Enough of the history and culture of France, already. The kids need a break on the beach. What better place to go than the Mediterranean coast, a town just outside of Cannes to be exact. Images of opulence and movie stars were dancing in our heads as we rolled into La Napoule. Instead, we found ourselves on a small beach, the seaside equivalent of a Parisian park, tucked in between a marina and a castle. It mattered not, it was the swim that counted.
The true purpose of our trip was to meet a friend of a friend. Ralph Torrie and Judy Smith had suggested we hook up with Hélène Connor, one of the key figures in the Quebec environmental movement in the 1970s and 80s. Hélène now heads up HELIO International, a consulting firm with expertise in energy and sustainability.
We had an enjoyable lunch with Hélène, her husband Olivier and their son Eric, chatting about Olivier’s war experiences, Helene’s battles in the environmental field, and Eric’s work as a documentary filmmaker working on modern-day genocide. It was only days after that I began to reflect on the parallels: three people with a passionate desire to make the world a better place; a soldier, an environmentalist, and their son, a filmmaker.
It was a chance, too, to reflect on changing careers and the evolution of the environmental movement. With Hélène, we shared stories of the founding days of the soft energy path and the Societé pour Vaincre la Pollution, and we promised to convey greetings to our mutual friends Ken Ogilvie and Dorothy Goldin Rosenberg. Many of the groups we have all worked on have risen and fallen, if not disappeared, only to rise again or be replaced by new groups, new battles and new approaches. We grew up with the environmental movement, and now that movement is looking for new ways to break through the social barriers to action.

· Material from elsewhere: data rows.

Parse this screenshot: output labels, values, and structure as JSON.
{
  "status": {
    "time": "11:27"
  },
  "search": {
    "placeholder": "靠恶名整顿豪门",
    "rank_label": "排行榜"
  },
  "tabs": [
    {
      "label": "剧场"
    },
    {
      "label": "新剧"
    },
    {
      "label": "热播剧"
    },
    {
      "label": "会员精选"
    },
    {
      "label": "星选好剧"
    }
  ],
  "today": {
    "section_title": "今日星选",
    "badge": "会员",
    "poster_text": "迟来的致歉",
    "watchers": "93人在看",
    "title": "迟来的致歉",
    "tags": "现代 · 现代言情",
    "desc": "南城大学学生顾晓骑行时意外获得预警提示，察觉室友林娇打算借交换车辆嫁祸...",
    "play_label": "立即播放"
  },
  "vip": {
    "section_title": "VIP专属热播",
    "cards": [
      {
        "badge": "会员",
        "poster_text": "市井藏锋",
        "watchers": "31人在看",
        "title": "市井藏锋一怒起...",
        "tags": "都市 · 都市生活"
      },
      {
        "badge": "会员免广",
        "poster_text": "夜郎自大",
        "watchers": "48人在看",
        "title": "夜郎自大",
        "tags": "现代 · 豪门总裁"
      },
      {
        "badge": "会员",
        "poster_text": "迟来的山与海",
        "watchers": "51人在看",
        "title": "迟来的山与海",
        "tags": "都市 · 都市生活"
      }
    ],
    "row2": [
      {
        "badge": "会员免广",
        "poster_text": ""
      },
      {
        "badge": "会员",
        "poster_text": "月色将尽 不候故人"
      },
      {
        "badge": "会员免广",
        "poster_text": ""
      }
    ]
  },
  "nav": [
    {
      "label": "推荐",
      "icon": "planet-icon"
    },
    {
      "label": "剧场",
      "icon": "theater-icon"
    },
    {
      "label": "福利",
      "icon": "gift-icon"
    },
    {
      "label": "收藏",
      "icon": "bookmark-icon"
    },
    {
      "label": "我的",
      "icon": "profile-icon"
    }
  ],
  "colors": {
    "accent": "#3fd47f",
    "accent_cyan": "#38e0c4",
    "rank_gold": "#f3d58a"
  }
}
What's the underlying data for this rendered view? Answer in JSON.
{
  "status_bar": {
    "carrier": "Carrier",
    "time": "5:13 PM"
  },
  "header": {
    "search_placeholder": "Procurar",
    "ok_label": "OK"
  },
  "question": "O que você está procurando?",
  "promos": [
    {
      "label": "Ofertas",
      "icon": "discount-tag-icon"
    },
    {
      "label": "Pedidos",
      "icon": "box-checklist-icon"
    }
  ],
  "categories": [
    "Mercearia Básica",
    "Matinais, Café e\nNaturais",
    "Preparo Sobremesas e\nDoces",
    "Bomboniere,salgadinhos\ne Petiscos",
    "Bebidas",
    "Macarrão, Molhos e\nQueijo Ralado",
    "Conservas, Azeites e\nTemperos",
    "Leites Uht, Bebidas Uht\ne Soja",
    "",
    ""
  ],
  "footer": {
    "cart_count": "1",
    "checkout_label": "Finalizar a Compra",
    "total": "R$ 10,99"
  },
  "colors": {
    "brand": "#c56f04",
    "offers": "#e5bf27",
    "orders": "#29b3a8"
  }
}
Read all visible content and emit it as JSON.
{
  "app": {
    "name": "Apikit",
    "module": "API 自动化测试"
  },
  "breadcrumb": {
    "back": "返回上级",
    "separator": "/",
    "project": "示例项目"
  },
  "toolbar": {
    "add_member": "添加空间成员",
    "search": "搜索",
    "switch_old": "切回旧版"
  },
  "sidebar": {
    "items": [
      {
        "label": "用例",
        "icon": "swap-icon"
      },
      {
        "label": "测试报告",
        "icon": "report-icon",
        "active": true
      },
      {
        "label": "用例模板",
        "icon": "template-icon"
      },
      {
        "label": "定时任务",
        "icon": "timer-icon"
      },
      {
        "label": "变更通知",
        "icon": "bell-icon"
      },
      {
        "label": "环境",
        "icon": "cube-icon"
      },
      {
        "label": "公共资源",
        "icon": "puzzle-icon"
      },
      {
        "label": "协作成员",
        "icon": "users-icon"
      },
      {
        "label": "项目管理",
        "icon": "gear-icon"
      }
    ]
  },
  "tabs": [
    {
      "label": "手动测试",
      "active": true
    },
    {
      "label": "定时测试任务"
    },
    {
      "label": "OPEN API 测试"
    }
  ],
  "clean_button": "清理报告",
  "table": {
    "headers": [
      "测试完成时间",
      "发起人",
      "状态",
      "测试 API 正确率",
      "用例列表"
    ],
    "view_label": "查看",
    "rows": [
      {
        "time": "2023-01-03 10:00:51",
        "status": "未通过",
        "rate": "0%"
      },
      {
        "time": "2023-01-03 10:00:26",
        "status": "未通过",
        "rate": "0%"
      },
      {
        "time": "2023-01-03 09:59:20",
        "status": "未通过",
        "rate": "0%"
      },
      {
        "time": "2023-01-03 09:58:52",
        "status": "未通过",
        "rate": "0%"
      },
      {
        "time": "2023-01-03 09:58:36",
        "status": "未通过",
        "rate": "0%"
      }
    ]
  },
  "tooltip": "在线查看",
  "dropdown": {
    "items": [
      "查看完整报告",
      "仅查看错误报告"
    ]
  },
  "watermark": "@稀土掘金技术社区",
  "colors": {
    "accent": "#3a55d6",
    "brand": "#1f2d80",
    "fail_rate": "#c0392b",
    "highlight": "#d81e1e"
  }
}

From La Napoule, we headed north to set up our base camp for the next day’s assault on the Alps. That evening found us in the small town of Entrevaux. It’s basically where we stopped when the sun got too low and the roads too windy, but as luck would have it, Entrevaux has its own special dish, secca de boeuf, which was truly tasty.
Entrevaux is a tiny walled town founded on a cliffside in the 11th century. Back then, it was strategically important in protecting the gateway through the Alps. Now, it is the launch point for hikers, and even on an October morning there were groups of hikers with poles preparing to set out for a morning adventure.
Up next for us, a simple drive across the Alps…